When targeting large "smoker" kings of 30-plus pounds, you can usually get away with heavier wire. For one thing, you'll typically use bigger baits such as blue runners, mullet, bluefish and menhaden. Also, bigger fish are typically bolder and they'll attack with reckless abandon.
Ultimately, heavier wire gives you a better chance of withstanding the full-speed bite of a big king whose flashing choppers will occasionally sever light wire. For most kingfish duties along the central Gulf Coast, No. 3-5 wire will do the job. Experienced anglers carry coils of various sizes to cover whatever conditions they may encounter.
Now, in any sport, an essential element of competition is the knowledge of your opponent's tactics. For kingfish anglers, understanding their quarry's feeding style provides insight into effective rigging.

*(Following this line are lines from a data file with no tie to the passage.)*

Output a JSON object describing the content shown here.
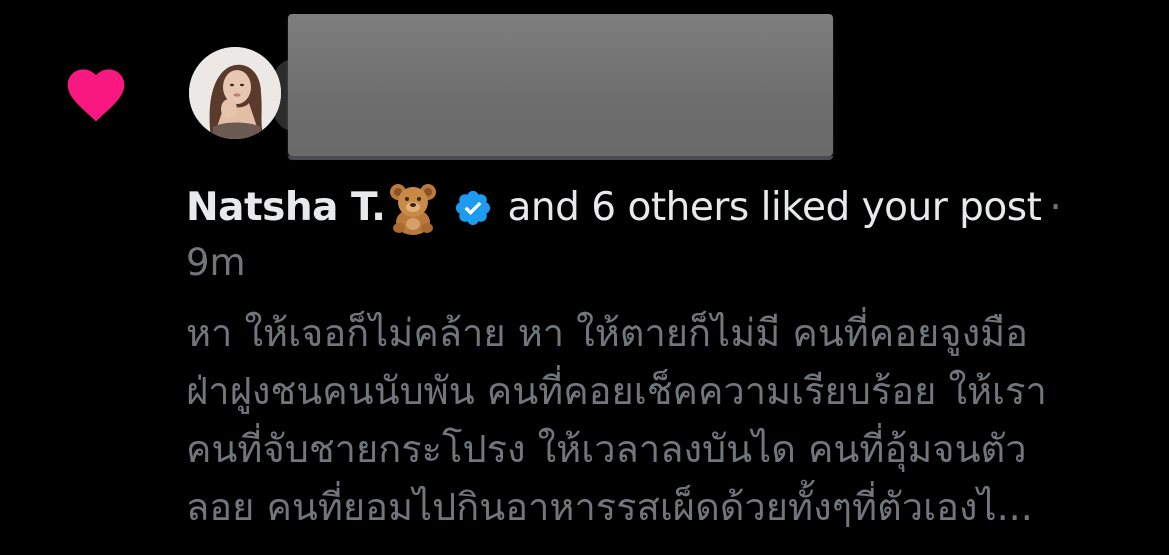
{
  "notification": {
    "type_icon": "heart-icon",
    "actor_name": "Natsha T.",
    "actor_emoji": "teddy-bear-emoji",
    "verified_icon": "verified-badge-icon",
    "action_text": "and 6 others liked your post",
    "separator": "·",
    "timestamp": "9m",
    "post_preview_lines": [
      "หา ให้เจอก็ไม่คล้าย หา ให้ตายก็ไม่มี คนที่คอยจูงมือ",
      "ฝ่าฝูงชนคนนับพัน คนที่คอยเช็คความเรียบร้อย ให้เรา",
      "คนที่จับชายกระโปรง ให้เวลาลงบันได คนที่อุ้มจนตัว",
      "ลอย คนที่ยอมไปกินอาหารรสเผ็ดด้วยทั้งๆที่ตัวเองไ..."
    ]
  },
  "colors": {
    "background": "#000000",
    "heart": "#f91880",
    "primary_text": "#e7e9ea",
    "secondary_text": "#71767b",
    "verified_blue": "#1d9bf0"
  }
}
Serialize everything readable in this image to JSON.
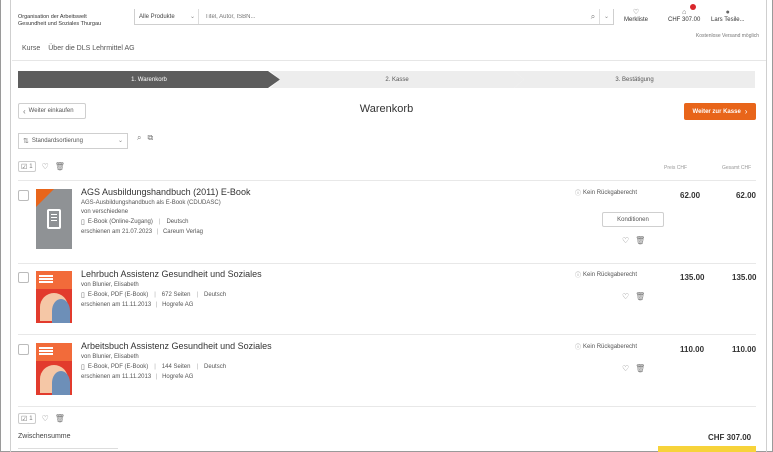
{
  "header": {
    "org_line1": "Organisation der Arbeitswelt",
    "org_line2": "Gesundheit und Soziales Thurgau",
    "search_category": "Alle Produkte",
    "search_placeholder": "Titel, Autor, ISBN...",
    "wishlist_label": "Merkliste",
    "cart_total": "CHF 307.00",
    "user_label": "Lars Tesile...",
    "free_shipping": "Kostenlose Versand möglich"
  },
  "nav": {
    "items": [
      "Kurse",
      "Über die DLS Lehrmittel AG"
    ]
  },
  "steps": [
    {
      "label": "1. Warenkorb"
    },
    {
      "label": "2. Kasse"
    },
    {
      "label": "3. Bestätigung"
    }
  ],
  "actions": {
    "back_label": "Weiter einkaufen",
    "page_title": "Warenkorb",
    "next_label": "Weiter zur Kasse"
  },
  "sort": {
    "selected": "Standardsortierung"
  },
  "table": {
    "header_count": "1",
    "col_price": "Preis CHF",
    "col_total": "Gesamt CHF"
  },
  "items": [
    {
      "title": "AGS Ausbildungshandbuch (2011) E-Book",
      "subtitle": "AGS-Ausbildungshandbuch als E-Book (CDUDASC)",
      "author": "von verschiedene",
      "format": "E-Book (Online-Zugang)",
      "language": "Deutsch",
      "pages": "",
      "date_prefix": "erschienen am",
      "date": "21.07.2023",
      "publisher": "Careum Verlag",
      "no_return": "Kein Rückgaberecht",
      "conditions": "Konditionen",
      "price": "62.00",
      "total": "62.00"
    },
    {
      "title": "Lehrbuch Assistenz Gesundheit und Soziales",
      "subtitle": "",
      "author": "von Blunier, Elisabeth",
      "format": "E-Book, PDF (E-Book)",
      "pages": "672 Seiten",
      "language": "Deutsch",
      "date_prefix": "erschienen am",
      "date": "11.11.2013",
      "publisher": "Hogrefe AG",
      "no_return": "Kein Rückgaberecht",
      "price": "135.00",
      "total": "135.00"
    },
    {
      "title": "Arbeitsbuch Assistenz Gesundheit und Soziales",
      "subtitle": "",
      "author": "von Blunier, Elisabeth",
      "format": "E-Book, PDF (E-Book)",
      "pages": "144 Seiten",
      "language": "Deutsch",
      "date_prefix": "erschienen am",
      "date": "11.11.2013",
      "publisher": "Hogrefe AG",
      "no_return": "Kein Rückgaberecht",
      "price": "110.00",
      "total": "110.00"
    }
  ],
  "footer": {
    "count": "1",
    "subtotal_label": "Zwischensumme",
    "subtotal_value": "CHF 307.00"
  },
  "colors": {
    "accent": "#e8651a",
    "step_active": "#5d5d5d",
    "step_inactive": "#ededed",
    "highlight": "#f7d33a"
  }
}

Kings may gobble smaller meals in one bite, but they'll typically attack full-size meals at top speed, immobilize their prey by slicing it in half or clipping off its tail and then swing around to gobble the remaining pieces.
With this slashing strategy, a kingfish that hits a bait with a single hook in its nose will often avoid capture by slicing through its prey without ever touching the metal. Anglers tired of the king's larceny have learned to avoid such theft by presenting each bait on a stinger rig, which comprises a lead hook with a treble "stinger" hook dangling on a piece of wire attached to the first hook. Some attach their stinger segment to the eye of the lead hook, while others affix it to the bend.
When a kingfish hits a stinger-rigged bait, the trailing wire pulls the treble forward and snares - or "stings" - the attacker. Because the stinger wire absorbs most of the strike force, it's typically a size heavier than the leader wire. Lead hooks are usually 2/0 in size and set through the bait's nose or forehead. Stinger hook trebles are No. 4-6 in size.
No doubt, a plump, vulnerable baitfish will garner plenty of kingfish attention, but distance or low visibility sometimes prevents the hunter from spotting the prey. That's where kingfish rig attractants can prove helpful. Skirts made of nylon fibers with eye-catching Mylar strips are the common addition. Slipped onto the wire leaders, these "dusters" pulsate in the water, thereby increasing the bait's profile and flashiness.
Some believe that hook color makes a difference. Red hooks may simulate blood - a natural attraction for predators seeking wounded prey. For shiny baits like ribbonfish, coating standard hooks with chrome spray paint allows the hardware to blend better for less chance of detection.
However you chose to arrange your wire rigs, keep plenty of backups in clear plastic bags labeled to identify the specific size and configuration. Spare wire, swivels and hooks may also come in handy should you need to alter an existing rig, or make more when the bite is hot.